However, it’s the bit that comes before which will make the peloton nervous. From the bonus sprint at Kalundborg with 75km to go until Frølunde, 50km later, the Tour parcours runs from north to south along the exposed western coast of Zealand, at approximately 90 degrees to the wind. There will still be 25km to race by the time this section is finished, but by that point the damage may have been done. If crosswinds split the bunch, chances are at least one contender could no longer be a contender.
Tour de France stage two map and profile
The low level climbing comes early in this long 202.km stage but there are ups and downs throughout today's profile. The danger area for GC contenders comes in the final 50km where crosswinds could affect the race.
Predictions and contenders
While the chance of crosswinds could catch out a number of GC contenders and a some of the sprinters, the stage still looks set to end with a bunch gallop to the line. How big that bunch is by the time the race reaches Nyborg is the key question.
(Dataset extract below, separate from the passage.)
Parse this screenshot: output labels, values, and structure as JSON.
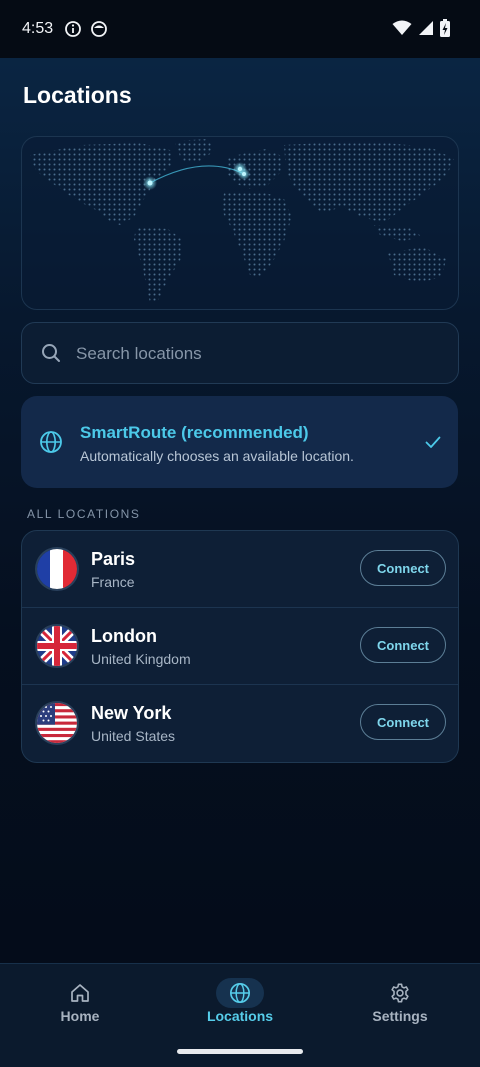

The first sprint of the Tour de France is usually a finger in the air exercise, with the form of the top sprinters in attendance a relative unknown. The versatile Wout van Aert (Jumbo-Visma) will be keen to get his green jersey campaign off the best possible start and considering his Classics credentials, seems the best suited to making it through any crosswinds safely.
Caleb Ewan has struggled in crosswinds in the past, so he and his Lotto-Soudal team will be extra wary of getting caught out. If he makes it to the finishing straight though, he is a strong favourite for victory.
He'll face competition from the inform Jasper Philipsen (Alpecin-Deceuninck) and Fabio Jakobsen (Deceuninck-Quick-Step), who both have teams strong enough to control the race, navigate crosswinds, and provide expert lead outs.
Dylan Groenewegen (BikeExchange-Jayco) is an outsider despite his past success at the Tour, having struggled through the recent Critérium du Dauphiné.
Home favourite Mads Pedersen (Trek-Segafred) has shown his ability to mix it in the sprints despite not being a pure fast-man, but he has yet to convert that to a victory in a Grand Tour. The Dane will be particularly enthused to get a result here though and take a stage win on home soil.
Peter Sagan (TotalEnergies) showed flashes of his former glory with a stage win at the Tour de Suisse in June, but remains an outside shot amongst this field despite his glittering palmarès.
Amongst the other contenders, Alberto Dainese (DSM) will hope to match his Giro d'Italia success and grab a stage here, while Alexander Kristoff (Intermarché-Wanty-Gobert), Hugo Hofstetter (Arkéa-Samsic), Max Walscheid (Cofidis), and Danny van Poppel (Bora-Hansgrohe), will all be in the mix provided they stay in the main bunch.
Rouleur predicts: Fabio Jakobsen to take the stage victory